Life is full of tough choices. What should I spend my REI dividend on? Ski season is over, so do I want to start a new activity, like paddling? Do I want a boat designed for day trips, touring or fishing? Add to these questions the warm sun, shimmering water, and a paddle in hand, and you have a recipe for indecision. I was lucky enough to be blissfully stuck on the fence at the recent REI Paddle Demo Day at Stan Sayres Memorial Park in Seattle.
Why does REI hold these events? Well, it’s hard to know exactly how a boat feels in the water until you launch it, and having an experienced paddling representative nearby to answer questions really unlocks the potential of a kayak, canoe or paddleboard. It’s a free event, and you don’t even have to come with a specific boat in mind. From the latest sit-on-tops to that touring boat you’ve been curious to try, these demos get you on the water in a safe, fun environment.
I attended to help decide what type of kayak to purchase for the upcoming season: a fishing kayak or a touring kayak. One offers stability that works great for tying knots, rigging gear and hauling in your catch. The other is typically speedy, sleek and designed to cover water. Could I find a kayak that might have the best qualities of both? Or would I have to choose one? What accessories should I look for? Do those kayaks come in awesome colors, like salmon and silver, or maybe even camouflage?
I was not disappointed with the number of boats I could demo. Stan Sayres Park was stuffed to the gills with watercraft from virtually all of REI’s major brands. There were reps from Delta, Necky, Old Town, Ocean Kayak, Lendal, Carlisle, Extrasport, Wilderness Systems, Perception, Dagger, Mad River Canoe, Adventure Technology, Harmony, Emotion Kayaks, Bending Branches, Stohlquist, Esquif, Hurricane Kayaks, C4 Waterman, Surftech, NRS, Kokatat, Teva, O’Neill, Pakboats, and Advanced Elements. It came off without a hitch, except, of course, the hitches from Thule. REI also had representatives from the Puget Sound Keeper Alliance and the Washington Water Trails Association.
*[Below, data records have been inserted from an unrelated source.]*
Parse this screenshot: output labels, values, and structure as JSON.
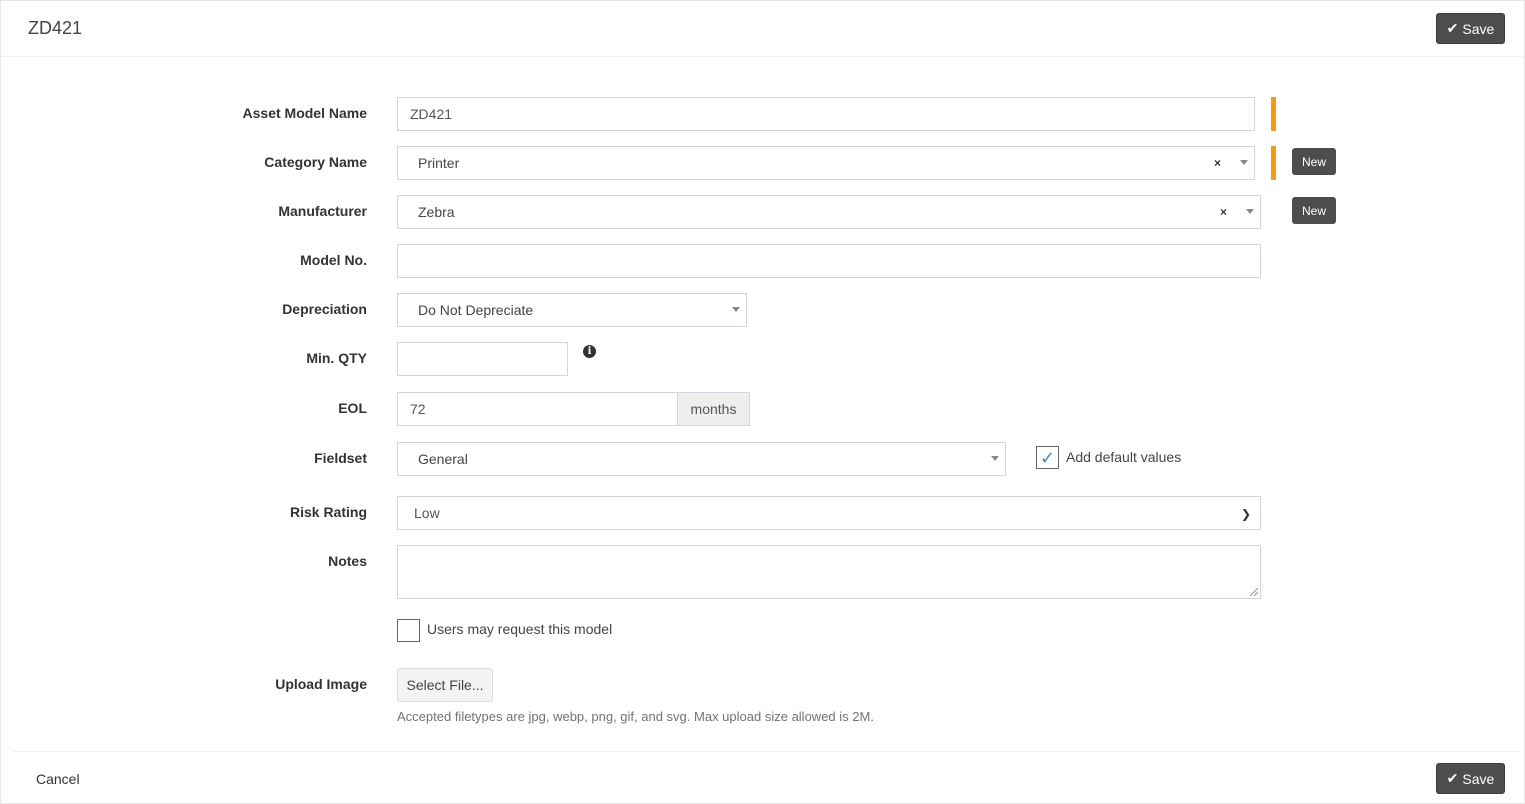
{
  "header": {
    "title": "ZD421",
    "save_label": "Save"
  },
  "form": {
    "asset_model_name": {
      "label": "Asset Model Name",
      "value": "ZD421"
    },
    "category_name": {
      "label": "Category Name",
      "value": "Printer",
      "new_label": "New"
    },
    "manufacturer": {
      "label": "Manufacturer",
      "value": "Zebra",
      "new_label": "New"
    },
    "model_no": {
      "label": "Model No.",
      "value": ""
    },
    "depreciation": {
      "label": "Depreciation",
      "value": "Do Not Depreciate"
    },
    "min_qty": {
      "label": "Min. QTY",
      "value": ""
    },
    "eol": {
      "label": "EOL",
      "value": "72",
      "addon": "months"
    },
    "fieldset": {
      "label": "Fieldset",
      "value": "General",
      "checkbox_label": "Add default values",
      "checked": true
    },
    "risk_rating": {
      "label": "Risk Rating",
      "value": "Low"
    },
    "notes": {
      "label": "Notes",
      "value": ""
    },
    "requestable": {
      "label": "Users may request this model",
      "checked": false
    },
    "upload_image": {
      "label": "Upload Image",
      "button_label": "Select File...",
      "help": "Accepted filetypes are jpg, webp, png, gif, and svg. Max upload size allowed is 2M."
    }
  },
  "footer": {
    "cancel_label": "Cancel",
    "save_label": "Save"
  },
  "colors": {
    "required": "#f39c12",
    "button_dark": "#4d4d4d",
    "check": "#3c8dbc"
  }
}
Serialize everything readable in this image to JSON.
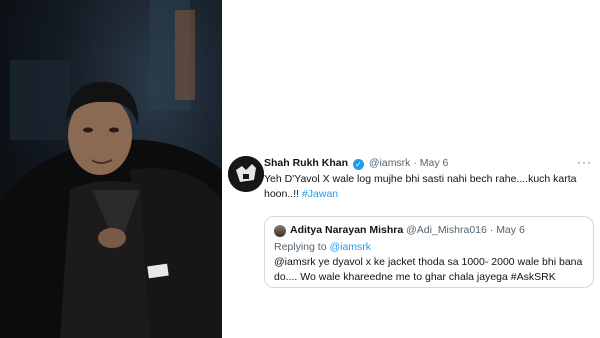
{
  "tweet": {
    "author_name": "Shah Rukh Khan",
    "author_handle": "@iamsrk",
    "separator": "·",
    "date": "May 6",
    "text": "Yeh D'Yavol X wale log mujhe bhi sasti nahi bech rahe....kuch karta hoon..!! ",
    "hashtag": "#Jawan",
    "more_icon": "more-icon"
  },
  "quoted": {
    "author_name": "Aditya Narayan Mishra",
    "author_handle": "@Adi_Mishra016",
    "separator": "·",
    "date": "May 6",
    "replying_prefix": "Replying to ",
    "replying_handle": "@iamsrk",
    "text": "@iamsrk ye dyavol x  ke jacket thoda sa 1000- 2000 wale bhi bana do.... Wo wale khareedne me to ghar chala jayega #AskSRK"
  },
  "colors": {
    "link": "#1d9bf0",
    "verified": "#1d9bf0",
    "muted": "#536471",
    "text": "#0f1419"
  }
}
Smiles were big, feet were wet, and families were out in full force. REI staff from local stores, including Seattle and Redmond, were on hand to help launch boats and find gear. Speaking to Andy Friedlander, the Community Outreach Coordinator at the Seattle REI, I learned that the event brought in over 400 people for the day. Of particular popularity this year was the lineup of stand up paddleboards (SUP) from C4, Surftech and Ocean Kayak. At times, it seemed like half of the attendees on the water were standing! A volunteer at the event, REI's Leland Ching, noted that ”several times during the day all of the demo SUP boards were out on the water,” and there was “intense interest” from paddlers of all ages, including adolescents. For more information about stand-up paddling, check out the REI Expert Advice paddleboarding article and video.
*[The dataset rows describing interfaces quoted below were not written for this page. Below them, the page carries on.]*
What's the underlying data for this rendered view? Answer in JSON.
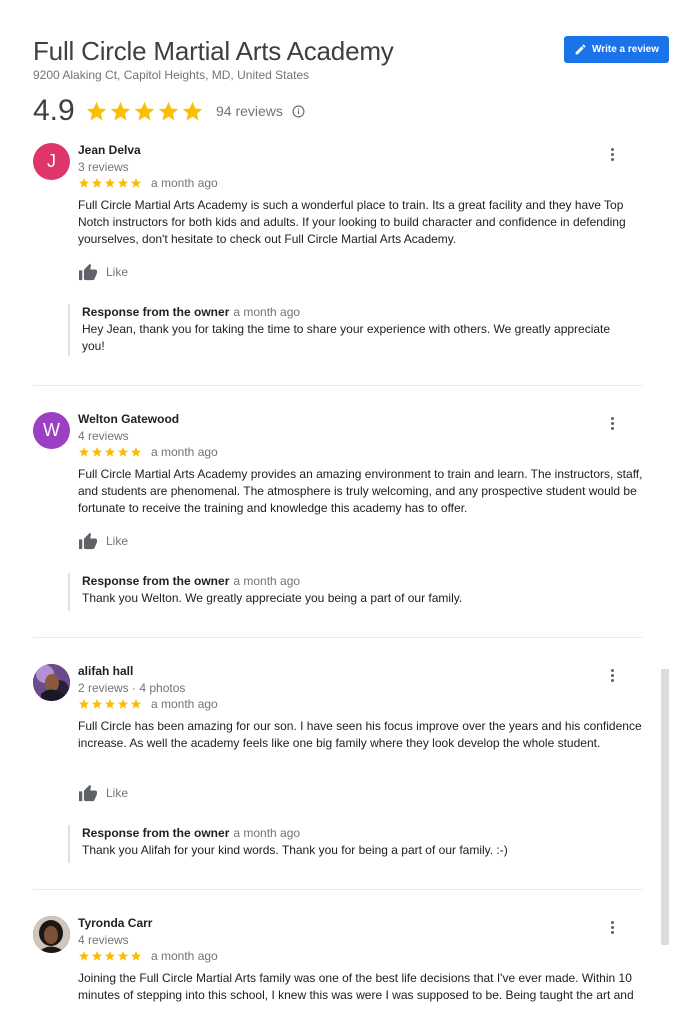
{
  "business": {
    "name": "Full Circle Martial Arts Academy",
    "address": "9200 Alaking Ct, Capitol Heights, MD, United States",
    "rating": "4.9",
    "review_count": "94 reviews",
    "write_review_label": "Write a review"
  },
  "colors": {
    "star": "#fbbc04",
    "accent": "#1a73e8"
  },
  "reviews": [
    {
      "author": "Jean Delva",
      "initial": "J",
      "avatar_color": "#e0356b",
      "meta": "3 reviews",
      "stars": 5,
      "time": "a month ago",
      "text": "Full Circle Martial Arts Academy is such a wonderful place to train. Its a great facility and they have Top Notch instructors for both kids and adults. If your looking to build character and confidence in defending yourselves, don't hesitate to check out Full Circle Martial Arts Academy.",
      "like_label": "Like",
      "response_label": "Response from the owner",
      "response_time": "a month ago",
      "response_text": "Hey Jean, thank you for taking the time to share your experience with others. We greatly appreciate you!"
    },
    {
      "author": "Welton Gatewood",
      "initial": "W",
      "avatar_color": "#9c3fc4",
      "meta": "4 reviews",
      "stars": 5,
      "time": "a month ago",
      "text": "Full Circle Martial Arts Academy provides an amazing environment to train and learn. The instructors, staff, and students are phenomenal. The atmosphere is truly welcoming, and any prospective student would be fortunate to receive the training and knowledge this academy has to offer.",
      "like_label": "Like",
      "response_label": "Response from the owner",
      "response_time": "a month ago",
      "response_text": "Thank you Welton. We greatly appreciate you being a part of our family."
    },
    {
      "author": "alifah hall",
      "initial": "",
      "avatar_color": "#3a2a4a",
      "meta": "2 reviews · 4 photos",
      "stars": 5,
      "time": "a month ago",
      "text": "Full Circle has been amazing for our son. I have seen his focus improve over the years and his confidence increase. As well the academy feels like one big family where they look develop the whole student.",
      "like_label": "Like",
      "response_label": "Response from the owner",
      "response_time": "a month ago",
      "response_text": "Thank you Alifah for your kind words. Thank you for being a part of our family. :-)"
    },
    {
      "author": "Tyronda Carr",
      "initial": "",
      "avatar_color": "#2b2420",
      "meta": "4 reviews",
      "stars": 5,
      "time": "a month ago",
      "text": "Joining the Full Circle Martial Arts family was one of the best life decisions that I've ever made. Within 10 minutes of stepping into this school, I knew this was were I was supposed to be. Being taught the art and"
    }
  ]
}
At the time of this posting, most of the 2010 demos held near REI stores have already passed, with the exceptions of REI Portland, Ore., and REI Huntington Beach, Calif. If you live near these areas and you’re interested in signing up, you can register by following the links for Portland REI Outdoor Fest and Huntington Beach REI Paddle Fest 2010.
So, did the demo help me decide whether to get a touring kayak or a fishing kayak? Absolutely. I loved the stability of a fishing kayak, a characteristic that I wouldn’t have experienced in the store. I tend to geek out on accessories and being in the cockpit gave me a feel for how much I could reasonably bring and keep organized. Now if I could only find a kayak that’s painted exactly like a salmon, I could effortlessly blend in with my environment … and scare the living daylights out of passing sea lions.